For the entries below, report the number of lines containing "JSON", without any other content.

## ENTRIES SHOWN
· · · · · · ·

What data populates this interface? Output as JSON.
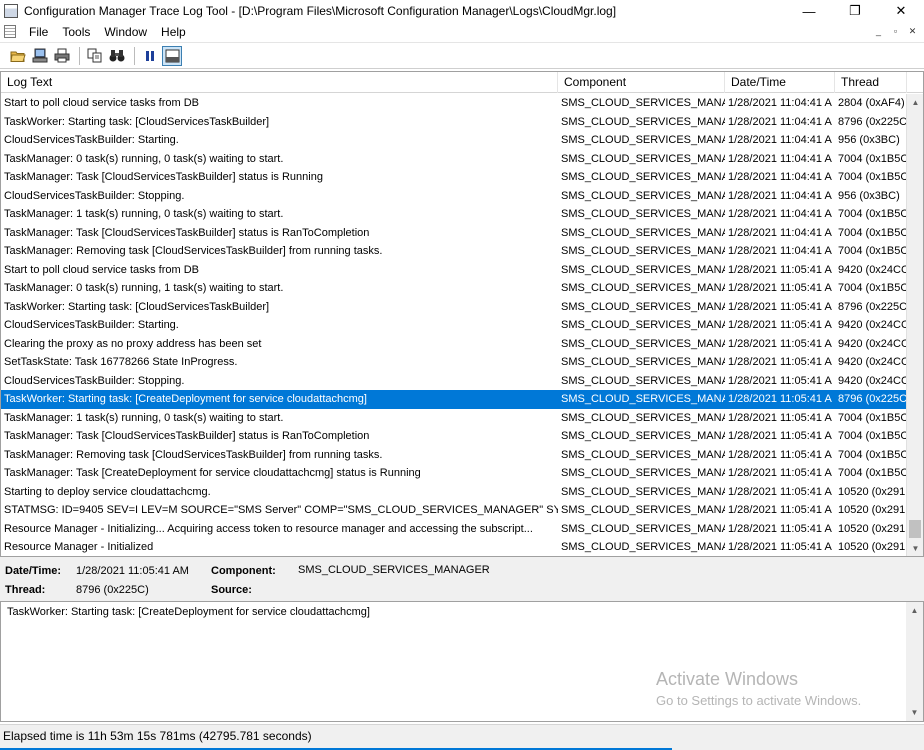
{
  "window": {
    "title": "Configuration Manager Trace Log Tool - [D:\\Program Files\\Microsoft Configuration Manager\\Logs\\CloudMgr.log]",
    "minimize": "—",
    "restore": "❐",
    "close": "✕"
  },
  "menu": {
    "items": [
      "File",
      "Tools",
      "Window",
      "Help"
    ],
    "mdi": [
      "_",
      "▫",
      "✕"
    ]
  },
  "toolbar": {
    "open_icon": "open-folder-icon",
    "print_icon": "print-icon",
    "copy_icon": "copy-icon",
    "find_icon": "find-binoculars-icon",
    "pause_icon": "pause-icon",
    "details_icon": "details-pane-icon"
  },
  "grid": {
    "columns": [
      "Log Text",
      "Component",
      "Date/Time",
      "Thread"
    ],
    "rows": [
      {
        "text": "Start to poll cloud service tasks from DB",
        "component": "SMS_CLOUD_SERVICES_MANAG",
        "datetime": "1/28/2021 11:04:41 A",
        "thread": "2804 (0xAF4)"
      },
      {
        "text": "TaskWorker: Starting task: [CloudServicesTaskBuilder]",
        "component": "SMS_CLOUD_SERVICES_MANAG",
        "datetime": "1/28/2021 11:04:41 A",
        "thread": "8796 (0x225C"
      },
      {
        "text": "CloudServicesTaskBuilder: Starting.",
        "component": "SMS_CLOUD_SERVICES_MANAG",
        "datetime": "1/28/2021 11:04:41 A",
        "thread": "956 (0x3BC)"
      },
      {
        "text": "TaskManager: 0 task(s) running, 0 task(s) waiting to start.",
        "component": "SMS_CLOUD_SERVICES_MANAG",
        "datetime": "1/28/2021 11:04:41 A",
        "thread": "7004 (0x1B5C"
      },
      {
        "text": "TaskManager: Task [CloudServicesTaskBuilder] status is Running",
        "component": "SMS_CLOUD_SERVICES_MANAG",
        "datetime": "1/28/2021 11:04:41 A",
        "thread": "7004 (0x1B5C"
      },
      {
        "text": "CloudServicesTaskBuilder: Stopping.",
        "component": "SMS_CLOUD_SERVICES_MANAG",
        "datetime": "1/28/2021 11:04:41 A",
        "thread": "956 (0x3BC)"
      },
      {
        "text": "TaskManager: 1 task(s) running, 0 task(s) waiting to start.",
        "component": "SMS_CLOUD_SERVICES_MANAG",
        "datetime": "1/28/2021 11:04:41 A",
        "thread": "7004 (0x1B5C"
      },
      {
        "text": "TaskManager: Task [CloudServicesTaskBuilder] status is RanToCompletion",
        "component": "SMS_CLOUD_SERVICES_MANAG",
        "datetime": "1/28/2021 11:04:41 A",
        "thread": "7004 (0x1B5C"
      },
      {
        "text": "TaskManager: Removing task [CloudServicesTaskBuilder] from running tasks.",
        "component": "SMS_CLOUD_SERVICES_MANAG",
        "datetime": "1/28/2021 11:04:41 A",
        "thread": "7004 (0x1B5C"
      },
      {
        "text": "Start to poll cloud service tasks from DB",
        "component": "SMS_CLOUD_SERVICES_MANAG",
        "datetime": "1/28/2021 11:05:41 A",
        "thread": "9420 (0x24CC"
      },
      {
        "text": "TaskManager: 0 task(s) running, 1 task(s) waiting to start.",
        "component": "SMS_CLOUD_SERVICES_MANAG",
        "datetime": "1/28/2021 11:05:41 A",
        "thread": "7004 (0x1B5C"
      },
      {
        "text": "TaskWorker: Starting task: [CloudServicesTaskBuilder]",
        "component": "SMS_CLOUD_SERVICES_MANAG",
        "datetime": "1/28/2021 11:05:41 A",
        "thread": "8796 (0x225C"
      },
      {
        "text": "CloudServicesTaskBuilder: Starting.",
        "component": "SMS_CLOUD_SERVICES_MANAG",
        "datetime": "1/28/2021 11:05:41 A",
        "thread": "9420 (0x24CC"
      },
      {
        "text": "Clearing the proxy as no proxy address has been set",
        "component": "SMS_CLOUD_SERVICES_MANAG",
        "datetime": "1/28/2021 11:05:41 A",
        "thread": "9420 (0x24CC"
      },
      {
        "text": "SetTaskState: Task 16778266 State InProgress.",
        "component": "SMS_CLOUD_SERVICES_MANAG",
        "datetime": "1/28/2021 11:05:41 A",
        "thread": "9420 (0x24CC"
      },
      {
        "text": "CloudServicesTaskBuilder: Stopping.",
        "component": "SMS_CLOUD_SERVICES_MANAG",
        "datetime": "1/28/2021 11:05:41 A",
        "thread": "9420 (0x24CC"
      },
      {
        "text": "TaskWorker: Starting task: [CreateDeployment for service cloudattachcmg]",
        "component": "SMS_CLOUD_SERVICES_MANAG",
        "datetime": "1/28/2021 11:05:41 A",
        "thread": "8796 (0x225C",
        "selected": true
      },
      {
        "text": "TaskManager: 1 task(s) running, 0 task(s) waiting to start.",
        "component": "SMS_CLOUD_SERVICES_MANAG",
        "datetime": "1/28/2021 11:05:41 A",
        "thread": "7004 (0x1B5C"
      },
      {
        "text": "TaskManager: Task [CloudServicesTaskBuilder] status is RanToCompletion",
        "component": "SMS_CLOUD_SERVICES_MANAG",
        "datetime": "1/28/2021 11:05:41 A",
        "thread": "7004 (0x1B5C"
      },
      {
        "text": "TaskManager: Removing task [CloudServicesTaskBuilder] from running tasks.",
        "component": "SMS_CLOUD_SERVICES_MANAG",
        "datetime": "1/28/2021 11:05:41 A",
        "thread": "7004 (0x1B5C"
      },
      {
        "text": "TaskManager: Task [CreateDeployment for service cloudattachcmg] status is Running",
        "component": "SMS_CLOUD_SERVICES_MANAG",
        "datetime": "1/28/2021 11:05:41 A",
        "thread": "7004 (0x1B5C"
      },
      {
        "text": "Starting to deploy service cloudattachcmg.",
        "component": "SMS_CLOUD_SERVICES_MANAG",
        "datetime": "1/28/2021 11:05:41 A",
        "thread": "10520 (0x291"
      },
      {
        "text": "STATMSG: ID=9405 SEV=I LEV=M SOURCE=\"SMS Server\" COMP=\"SMS_CLOUD_SERVICES_MANAGER\" SYS...",
        "component": "SMS_CLOUD_SERVICES_MANAG",
        "datetime": "1/28/2021 11:05:41 A",
        "thread": "10520 (0x291"
      },
      {
        "text": "Resource Manager - Initializing... Acquiring access token to resource manager and accessing the subscript...",
        "component": "SMS_CLOUD_SERVICES_MANAG",
        "datetime": "1/28/2021 11:05:41 A",
        "thread": "10520 (0x291"
      },
      {
        "text": "Resource Manager - Initialized",
        "component": "SMS_CLOUD_SERVICES_MANAG",
        "datetime": "1/28/2021 11:05:41 A",
        "thread": "10520 (0x291"
      }
    ]
  },
  "details": {
    "datetime_label": "Date/Time:",
    "datetime_value": "1/28/2021 11:05:41 AM",
    "component_label": "Component:",
    "component_value": "SMS_CLOUD_SERVICES_MANAGER",
    "thread_label": "Thread:",
    "thread_value": "8796 (0x225C)",
    "source_label": "Source:",
    "source_value": ""
  },
  "message": {
    "text": "TaskWorker: Starting task: [CreateDeployment for service cloudattachcmg]"
  },
  "watermark": {
    "line1": "Activate Windows",
    "line2": "Go to Settings to activate Windows."
  },
  "status": {
    "text": "Elapsed time is 11h 53m 15s 781ms (42795.781 seconds)"
  }
}
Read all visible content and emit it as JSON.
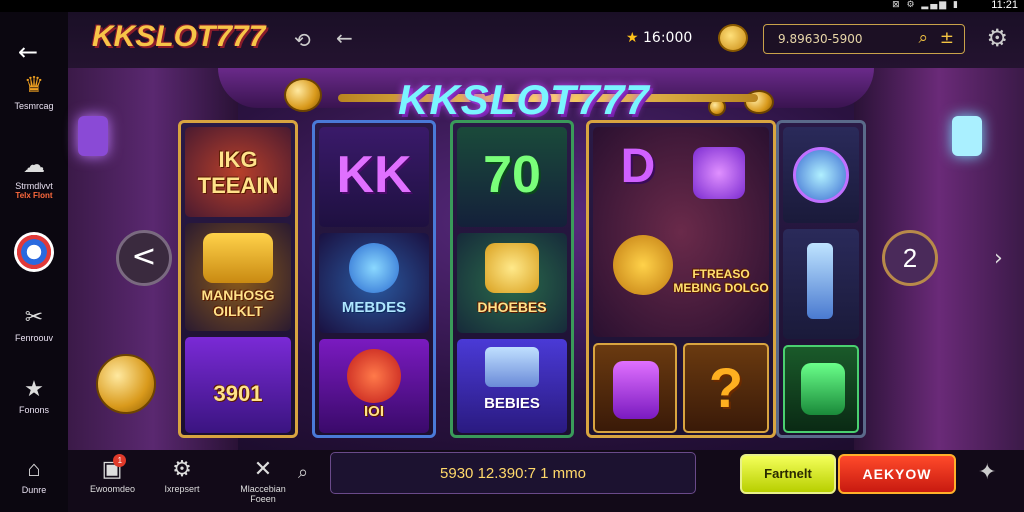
{
  "statusbar": {
    "time": "11:21",
    "icons": "⊠ ⚙ ▂▄▆ ▮"
  },
  "sidebar": {
    "items": [
      {
        "label": "Tesmrcag",
        "icon": "trophy-icon",
        "glyph": "🏆"
      },
      {
        "label": "Strmdlvvt",
        "sub": "Telx Flont",
        "icon": "cloud-icon",
        "glyph": "☁"
      },
      {
        "label": "",
        "icon": "poker-chip-icon",
        "glyph": "●"
      },
      {
        "label": "Fenroouv",
        "icon": "tools-icon",
        "glyph": "✕"
      },
      {
        "label": "Fonons",
        "icon": "star-icon",
        "glyph": "★"
      }
    ]
  },
  "header": {
    "logo": "KKSLOT777",
    "balance": "16:000",
    "search_text": "9.89630-5900"
  },
  "stage": {
    "banner_title": "KKSLOT777",
    "left_nav": "<",
    "right_nav": "2"
  },
  "reels": {
    "r1": {
      "top": "IKG TEEAIN",
      "mid": "MANHOSG OILKLT",
      "bottom": "3901"
    },
    "r2": {
      "top": "KK",
      "mid": "MEBDES",
      "bottom": "IOI"
    },
    "r3": {
      "top": "70",
      "mid": "DHOEBES",
      "bottom": "BEBIES"
    },
    "r4": {
      "top": "D",
      "mid": "FTREASO MEBING DOLGO",
      "b1": "",
      "b2": "?"
    },
    "r5": {
      "top": "",
      "mid": "",
      "bottom": ""
    }
  },
  "bottombar": {
    "items": [
      {
        "label": "Dunre",
        "icon": "home-icon"
      },
      {
        "label": "Ewoomdeo",
        "icon": "gift-icon",
        "badge": "1"
      },
      {
        "label": "Ixrepsert",
        "icon": "gear-icon"
      },
      {
        "label": "Mlaccebian Foeen",
        "icon": "tools-icon"
      }
    ],
    "bet_text": "5930 12.390:7 1 mmo",
    "btn_yellow": "Fartnelt",
    "btn_red": "AEKYOW"
  },
  "colors": {
    "accent_gold": "#f7c548",
    "accent_purple": "#8a3ad6",
    "btn_red": "#e02a18",
    "btn_yellow": "#dcef2a"
  }
}
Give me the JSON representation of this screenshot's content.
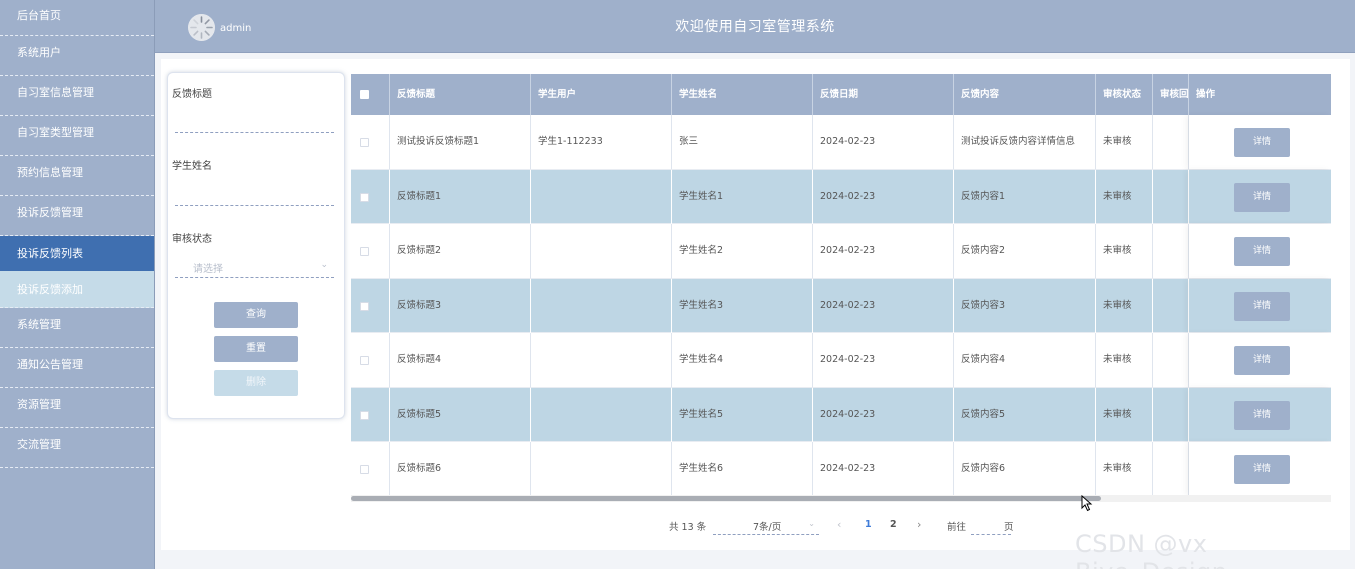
{
  "sidebar": {
    "items": [
      {
        "label": "后台首页"
      },
      {
        "label": "系统用户"
      },
      {
        "label": "自习室信息管理"
      },
      {
        "label": "自习室类型管理"
      },
      {
        "label": "预约信息管理"
      },
      {
        "label": "投诉反馈管理"
      },
      {
        "label": "投诉反馈列表"
      },
      {
        "label": "投诉反馈添加"
      },
      {
        "label": "系统管理"
      },
      {
        "label": "通知公告管理"
      },
      {
        "label": "资源管理"
      },
      {
        "label": "交流管理"
      }
    ]
  },
  "header": {
    "username": "admin",
    "title": "欢迎使用自习室管理系统"
  },
  "search": {
    "title_label": "反馈标题",
    "name_label": "学生姓名",
    "status_label": "审核状态",
    "status_placeholder": "请选择",
    "query_btn": "查询",
    "reset_btn": "重置",
    "delete_btn": "删除"
  },
  "table": {
    "columns": [
      "反馈标题",
      "学生用户",
      "学生姓名",
      "反馈日期",
      "反馈内容",
      "审核状态",
      "审核回复",
      "操作"
    ],
    "detail_label": "详情",
    "rows": [
      {
        "title": "测试投诉反馈标题1",
        "user": "学生1-112233",
        "name": "张三",
        "date": "2024-02-23",
        "content": "测试投诉反馈内容详情信息",
        "status": "未审核"
      },
      {
        "title": "反馈标题1",
        "user": "",
        "name": "学生姓名1",
        "date": "2024-02-23",
        "content": "反馈内容1",
        "status": "未审核"
      },
      {
        "title": "反馈标题2",
        "user": "",
        "name": "学生姓名2",
        "date": "2024-02-23",
        "content": "反馈内容2",
        "status": "未审核"
      },
      {
        "title": "反馈标题3",
        "user": "",
        "name": "学生姓名3",
        "date": "2024-02-23",
        "content": "反馈内容3",
        "status": "未审核"
      },
      {
        "title": "反馈标题4",
        "user": "",
        "name": "学生姓名4",
        "date": "2024-02-23",
        "content": "反馈内容4",
        "status": "未审核"
      },
      {
        "title": "反馈标题5",
        "user": "",
        "name": "学生姓名5",
        "date": "2024-02-23",
        "content": "反馈内容5",
        "status": "未审核"
      },
      {
        "title": "反馈标题6",
        "user": "",
        "name": "学生姓名6",
        "date": "2024-02-23",
        "content": "反馈内容6",
        "status": "未审核"
      }
    ]
  },
  "pager": {
    "total": "共 13 条",
    "page_size": "7条/页",
    "pages": [
      "1",
      "2"
    ],
    "current_page": "1",
    "goto_label": "前往",
    "page_label": "页"
  },
  "watermark": "CSDN @vx Biye_Design",
  "colors": {
    "sidebar_bg": "#9fb0cb",
    "active_menu": "#3f6fb0",
    "stripe_row": "#bed6e4",
    "button": "#9fb0cb"
  }
}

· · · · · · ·

## YOUR SOLUTION
3